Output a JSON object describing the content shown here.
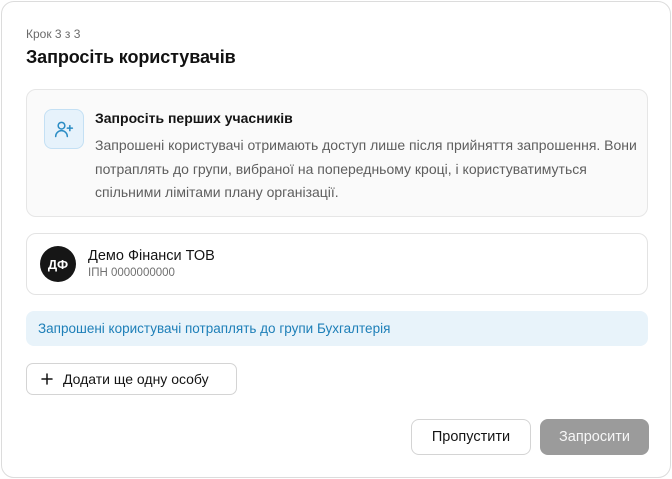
{
  "dialog": {
    "step": "Крок 3 з 3",
    "title": "Запросіть користувачів"
  },
  "info": {
    "icon": "user-plus-icon",
    "title": "Запросіть перших учасників",
    "text": "Запрошені користувачі отримають доступ лише після прийняття запрошення. Вони потраплять до групи, вибраної на попередньому кроці, і користуватимуться спільними лімітами плану організації."
  },
  "organization": {
    "initials": "ДФ",
    "name": "Демо Фінанси ТОВ",
    "tax_id": "ІПН 0000000000"
  },
  "group_notice": "Запрошені користувачі потраплять до групи Бухгалтерія",
  "actions": {
    "add_person": "Додати ще одну особу",
    "skip": "Пропустити",
    "invite": "Запросити"
  },
  "colors": {
    "accent": "#1d7fb8",
    "banner_bg": "#e8f3fa",
    "disabled_button": "#9b9b9b"
  }
}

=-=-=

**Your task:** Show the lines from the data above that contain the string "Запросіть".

**Reply:**
    "title": "Запросіть користувачів"
    "title": "Запросіть перших учасників",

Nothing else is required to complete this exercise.